RN, RM, OpTheatre, BN, MNst, Grad Cert Cl Ed.
Angela is a recipient of:
Angela is examining the effects of chewing wild tobacco (Nicotiana spp.) on maternal and neonatal outcomes.
The chewing of plant material containing pharmacologically active components including nicotine occurs throughout the world’s Indigenous populations including the Americas, Africa, the Indian subcontinent and the Asia-Pacific region together with Australia. This practice often occurs during pregnancy and continues whilst breast-feeding.
The overwhelming evidence is that the inhalation of burnt tobacco (smoking) leads to adverse maternal and neonatal outcomes, and although the chewing of tobacco occurs in Indigenous populations around the world, the maternal and neonatal outcomes of tobacco chewing has been the subject of scant investigation.

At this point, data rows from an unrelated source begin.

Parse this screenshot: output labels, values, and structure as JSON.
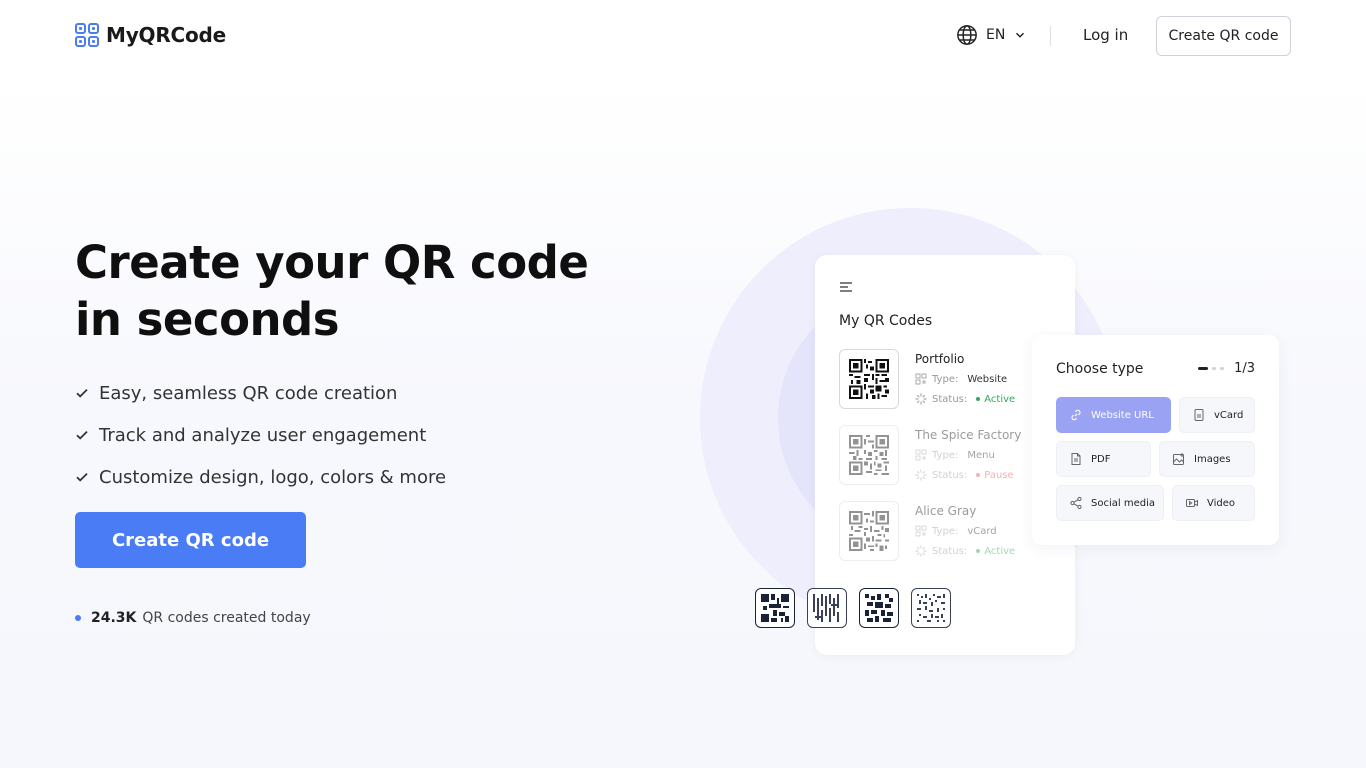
{
  "brand": {
    "name": "MyQRCode",
    "accent": "#4a7cf6"
  },
  "header": {
    "language": "EN",
    "login_label": "Log in",
    "cta_label": "Create QR code"
  },
  "hero": {
    "title_line1": "Create your QR code",
    "title_line2": "in seconds",
    "features": [
      "Easy, seamless QR code creation",
      "Track and analyze user engagement",
      "Customize design, logo, colors & more"
    ],
    "cta_label": "Create QR code",
    "stat_value": "24.3K",
    "stat_text": "QR codes created today"
  },
  "phone": {
    "title": "My QR Codes",
    "type_label": "Type:",
    "status_label": "Status:",
    "items": [
      {
        "name": "Portfolio",
        "type": "Website",
        "status": "Active"
      },
      {
        "name": "The Spice Factory",
        "type": "Menu",
        "status": "Pause"
      },
      {
        "name": "Alice Gray",
        "type": "vCard",
        "status": "Active"
      }
    ]
  },
  "chooser": {
    "title": "Choose type",
    "page": "1/3",
    "options": [
      {
        "label": "Website URL",
        "icon": "link-icon",
        "selected": true
      },
      {
        "label": "vCard",
        "icon": "contact-card-icon",
        "selected": false
      },
      {
        "label": "PDF",
        "icon": "document-icon",
        "selected": false
      },
      {
        "label": "Images",
        "icon": "image-icon",
        "selected": false
      },
      {
        "label": "Social media",
        "icon": "share-icon",
        "selected": false
      },
      {
        "label": "Video",
        "icon": "video-icon",
        "selected": false
      }
    ]
  }
}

The practice of chewing wild tobacco plants (collectively and colloquially known by a variety of names, one of which is pituri) by Aboriginal and Torres Strait Islander populations is common in the central regions of Australia. In this environment, characterised by ill health and disease prevalence as experienced by Australian Aboriginal and Torres Strait Islander women living in the more regional and remote areas of Australia, the issue of maternal tobacco chewing during pregnancy has been overlooked, yet may prove to have a substantial impact on the health of the mother and child.
This research, which is contextualised from and to the remote Australian Aboriginal populations, builds on Aboriginal and Torres Strait Islander ethnobotanical knowledge and practices to determine whether a relationship exists between the chewing of pituri during pregnancy and maternal and neonatal outcomes.
In this research, the population sample crosses Australian State and Territory borders and represents the Australian Aboriginal and Torres Strait Islander women who live within the vast central area of Australia.
Associate Professor Kathryn Steadman